The principal features which are common to both of the above described forms of tab construction include the provision of a card tab in which a label is prevented from endwise movement by the vertical edges of a recess in the card, and is restrained from accidental displacement from its pocket by overhanging flanges of the tab window; and the provision of means for readily inserting the label at the lower edge of the tab window and of a flange at the lower edge of the window behind which the bottom of the label and its cover may be slippedafter insertion.
1. An index card having a. cutaway portion adjacent its upper edge, the lower edge of the cut-away portion being spaced below the top edge of the card, and a tab consisting of a folded piece of sheet material attached to the card over the cut-away portion, said tab having a window opening exten-ding downwardly to approximately the lower edge of the cut-away portion, the lower margin of the window overhanging said portion to provide a flange behind which a label may be slipped when inserted into the window.
2. An index card having an opening adjacent its upper edge extending below the top edge of the card, and a` tab consisting of a folded piece of sheet material attached to the card over said opening and projecting above the top edge of the card, said tab having a window at the card recess ex tending upwardly above 'the top edge of the card and downwardly to approximately the lower edge of the card opening, the top, side and bottom margins of said window overhanging the card opening to provide flanges for holding a label behind the window, the bottom edge of the window having a notch at one corner, at least, so that a label may be inserted at said lower edge and slipped behind said bottom flange.
3. An index comprising a card having a straight upper edge without projections and provided with a recess, the lower edge `of the recess being spaced substantially below the top edge ofthe card, and a tab consisting of a folded piece of sheet material attached to the card over said recess, the fold line of the tab being spaced above the top edge of the card to form a projectiuo` tab, said tab having a window opening adjacent the card recess extending upwardly beyond the top edge of the card and downwardly to approximately the lower edge of the card recess.
4. An index comprising a card having a straight upper edge without projections and provided with a recess, the lower edge of the recess being spaced substantially below the top edge of the card, and a tab consisting of a folded piece of sheet material attached to the card over said recess, the fold line of the tab being spaced above the top edge of the card to form a projecting tab, said tab having a window opening adjacent the card recess extending upwardly beyond `the top edge of the card and downwardly to ap proximately the lower edge o f the card recess, a notch being provided at a lower corner of the window to permit the insertion of a label behind the window.

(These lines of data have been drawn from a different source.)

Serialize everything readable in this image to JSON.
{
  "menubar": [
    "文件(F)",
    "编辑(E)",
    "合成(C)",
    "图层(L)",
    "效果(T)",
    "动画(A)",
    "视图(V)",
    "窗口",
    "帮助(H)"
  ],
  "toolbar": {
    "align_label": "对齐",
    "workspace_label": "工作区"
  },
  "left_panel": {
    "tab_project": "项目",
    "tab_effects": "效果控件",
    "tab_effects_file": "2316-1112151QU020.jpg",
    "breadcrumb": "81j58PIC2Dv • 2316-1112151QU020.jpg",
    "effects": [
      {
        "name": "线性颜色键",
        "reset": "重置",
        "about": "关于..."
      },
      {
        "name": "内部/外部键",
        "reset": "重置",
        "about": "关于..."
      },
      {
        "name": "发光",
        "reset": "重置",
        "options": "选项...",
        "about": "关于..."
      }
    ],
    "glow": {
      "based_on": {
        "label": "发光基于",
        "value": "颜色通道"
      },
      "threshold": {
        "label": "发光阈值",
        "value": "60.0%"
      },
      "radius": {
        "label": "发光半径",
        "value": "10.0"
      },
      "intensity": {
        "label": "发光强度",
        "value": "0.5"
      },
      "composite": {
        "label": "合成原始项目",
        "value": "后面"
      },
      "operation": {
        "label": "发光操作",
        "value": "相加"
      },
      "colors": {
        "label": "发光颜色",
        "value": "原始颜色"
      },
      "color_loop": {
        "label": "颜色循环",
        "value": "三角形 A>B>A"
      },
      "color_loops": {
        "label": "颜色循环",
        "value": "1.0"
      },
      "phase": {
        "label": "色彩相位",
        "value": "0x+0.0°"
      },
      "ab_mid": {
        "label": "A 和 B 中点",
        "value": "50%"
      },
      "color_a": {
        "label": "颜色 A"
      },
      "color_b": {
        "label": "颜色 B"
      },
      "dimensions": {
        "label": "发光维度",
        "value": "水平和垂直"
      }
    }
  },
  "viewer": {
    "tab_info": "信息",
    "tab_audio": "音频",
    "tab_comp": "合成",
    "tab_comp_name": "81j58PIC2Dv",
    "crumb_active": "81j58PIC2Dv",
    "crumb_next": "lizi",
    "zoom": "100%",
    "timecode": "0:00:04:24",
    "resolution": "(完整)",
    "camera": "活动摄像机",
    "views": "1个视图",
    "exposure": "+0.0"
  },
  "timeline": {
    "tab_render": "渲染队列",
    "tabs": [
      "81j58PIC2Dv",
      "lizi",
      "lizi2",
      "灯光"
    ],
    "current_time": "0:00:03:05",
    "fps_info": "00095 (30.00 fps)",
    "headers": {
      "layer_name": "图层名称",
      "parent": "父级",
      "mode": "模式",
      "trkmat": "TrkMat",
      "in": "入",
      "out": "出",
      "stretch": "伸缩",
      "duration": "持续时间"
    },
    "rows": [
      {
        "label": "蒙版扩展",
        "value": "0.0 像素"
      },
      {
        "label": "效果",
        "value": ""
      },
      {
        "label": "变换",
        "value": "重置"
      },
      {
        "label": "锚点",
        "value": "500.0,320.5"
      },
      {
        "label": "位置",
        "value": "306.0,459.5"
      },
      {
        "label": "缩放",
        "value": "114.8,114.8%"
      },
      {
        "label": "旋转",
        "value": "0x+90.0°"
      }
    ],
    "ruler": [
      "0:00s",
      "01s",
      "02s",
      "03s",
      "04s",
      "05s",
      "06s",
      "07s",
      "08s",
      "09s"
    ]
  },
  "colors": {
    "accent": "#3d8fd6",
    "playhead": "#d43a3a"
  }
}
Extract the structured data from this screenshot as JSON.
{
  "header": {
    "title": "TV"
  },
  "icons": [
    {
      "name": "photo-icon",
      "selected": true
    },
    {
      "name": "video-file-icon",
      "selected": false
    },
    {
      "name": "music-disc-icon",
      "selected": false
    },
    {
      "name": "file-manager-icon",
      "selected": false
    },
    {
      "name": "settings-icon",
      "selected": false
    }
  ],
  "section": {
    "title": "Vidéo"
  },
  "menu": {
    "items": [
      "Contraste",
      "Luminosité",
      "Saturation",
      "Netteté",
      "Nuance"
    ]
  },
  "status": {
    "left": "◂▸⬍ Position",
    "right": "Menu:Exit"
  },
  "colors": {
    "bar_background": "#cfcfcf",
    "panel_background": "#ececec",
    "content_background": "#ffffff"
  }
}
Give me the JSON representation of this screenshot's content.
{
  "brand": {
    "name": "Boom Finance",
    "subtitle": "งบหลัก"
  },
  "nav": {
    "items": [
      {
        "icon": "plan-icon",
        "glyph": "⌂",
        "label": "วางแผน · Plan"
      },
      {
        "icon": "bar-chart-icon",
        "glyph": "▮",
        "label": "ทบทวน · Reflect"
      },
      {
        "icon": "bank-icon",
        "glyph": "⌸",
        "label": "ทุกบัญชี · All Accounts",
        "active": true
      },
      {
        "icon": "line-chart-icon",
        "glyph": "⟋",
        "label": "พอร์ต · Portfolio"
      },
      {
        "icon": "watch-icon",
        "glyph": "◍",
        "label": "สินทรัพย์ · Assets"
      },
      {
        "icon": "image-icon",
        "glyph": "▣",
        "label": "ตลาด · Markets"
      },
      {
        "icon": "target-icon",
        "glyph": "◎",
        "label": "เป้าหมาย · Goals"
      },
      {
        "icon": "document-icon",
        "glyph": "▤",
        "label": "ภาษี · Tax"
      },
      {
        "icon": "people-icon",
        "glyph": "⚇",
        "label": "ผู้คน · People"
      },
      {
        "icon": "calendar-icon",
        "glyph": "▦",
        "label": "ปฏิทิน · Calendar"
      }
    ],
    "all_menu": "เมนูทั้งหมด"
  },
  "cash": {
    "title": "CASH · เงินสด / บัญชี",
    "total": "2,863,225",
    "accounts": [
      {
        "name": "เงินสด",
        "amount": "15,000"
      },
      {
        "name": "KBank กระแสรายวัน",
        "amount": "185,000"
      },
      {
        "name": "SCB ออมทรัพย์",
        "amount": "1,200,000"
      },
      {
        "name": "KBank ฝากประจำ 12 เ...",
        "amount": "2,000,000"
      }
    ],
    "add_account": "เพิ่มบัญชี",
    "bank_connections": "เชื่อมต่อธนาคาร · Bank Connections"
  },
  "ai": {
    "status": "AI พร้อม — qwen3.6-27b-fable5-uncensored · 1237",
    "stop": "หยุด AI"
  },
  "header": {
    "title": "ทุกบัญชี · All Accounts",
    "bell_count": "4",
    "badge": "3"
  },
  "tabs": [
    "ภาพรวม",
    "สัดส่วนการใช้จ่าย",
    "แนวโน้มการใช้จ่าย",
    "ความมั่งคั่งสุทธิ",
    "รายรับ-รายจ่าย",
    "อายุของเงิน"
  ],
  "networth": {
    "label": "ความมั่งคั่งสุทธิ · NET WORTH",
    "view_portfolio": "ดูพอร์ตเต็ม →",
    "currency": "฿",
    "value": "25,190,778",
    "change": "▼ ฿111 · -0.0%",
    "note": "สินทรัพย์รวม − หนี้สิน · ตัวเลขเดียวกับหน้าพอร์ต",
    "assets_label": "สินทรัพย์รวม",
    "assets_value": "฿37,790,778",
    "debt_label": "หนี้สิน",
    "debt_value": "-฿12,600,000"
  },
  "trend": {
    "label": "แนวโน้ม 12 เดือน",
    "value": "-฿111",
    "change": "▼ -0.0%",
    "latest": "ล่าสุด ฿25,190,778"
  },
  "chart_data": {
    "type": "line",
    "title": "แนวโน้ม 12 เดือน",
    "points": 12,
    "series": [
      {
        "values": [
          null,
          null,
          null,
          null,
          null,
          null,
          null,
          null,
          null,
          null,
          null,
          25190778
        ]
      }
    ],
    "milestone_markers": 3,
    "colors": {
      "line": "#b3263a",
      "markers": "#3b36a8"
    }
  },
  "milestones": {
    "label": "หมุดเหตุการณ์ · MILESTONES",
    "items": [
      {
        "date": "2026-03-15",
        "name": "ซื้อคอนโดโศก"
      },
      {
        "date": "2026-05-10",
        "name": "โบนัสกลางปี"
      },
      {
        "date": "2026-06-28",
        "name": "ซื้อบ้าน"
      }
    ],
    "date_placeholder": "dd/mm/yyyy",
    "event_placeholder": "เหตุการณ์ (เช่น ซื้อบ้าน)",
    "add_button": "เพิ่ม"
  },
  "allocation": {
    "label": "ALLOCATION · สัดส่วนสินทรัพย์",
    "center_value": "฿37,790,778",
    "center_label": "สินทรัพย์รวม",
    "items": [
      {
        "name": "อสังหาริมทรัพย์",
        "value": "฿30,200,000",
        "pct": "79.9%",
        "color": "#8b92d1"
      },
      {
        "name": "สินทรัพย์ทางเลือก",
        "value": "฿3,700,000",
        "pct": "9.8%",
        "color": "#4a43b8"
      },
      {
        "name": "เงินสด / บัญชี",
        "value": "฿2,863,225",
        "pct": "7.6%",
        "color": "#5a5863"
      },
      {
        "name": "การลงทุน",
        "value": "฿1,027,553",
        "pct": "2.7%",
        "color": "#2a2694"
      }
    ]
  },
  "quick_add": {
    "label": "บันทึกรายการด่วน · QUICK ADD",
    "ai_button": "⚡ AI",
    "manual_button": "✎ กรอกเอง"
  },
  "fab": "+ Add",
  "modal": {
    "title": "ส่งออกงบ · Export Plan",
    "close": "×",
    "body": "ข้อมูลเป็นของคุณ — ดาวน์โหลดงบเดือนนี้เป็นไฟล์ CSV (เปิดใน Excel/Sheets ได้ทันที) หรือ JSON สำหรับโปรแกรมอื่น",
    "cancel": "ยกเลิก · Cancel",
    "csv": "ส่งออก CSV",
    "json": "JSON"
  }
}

5. An index comprising a card having a straight upper edge `without projections and provided with a recess intermediate its ends, the lower edge of the recess being spaced substantially below the top edge of the card, and a tab consisting of a folded metal sheet attached to` the card over said recess, the fold line of the tab being spaced above the upper edge of the card, the tab having a window opening adjacent the card recess extending upwardly beyond the top edge of the card and downwardly to approximately the lower edge of the card recess, the lower margin of the window overhanging the recess of the card to provide a label-holding flange, and notches being provided at the lower corners of the window to permit the insertion of a label behind the window.
Signed by` me at Boston, Massachusetts. this 9th day of September, 1926. y
CHARLES H.` COBB.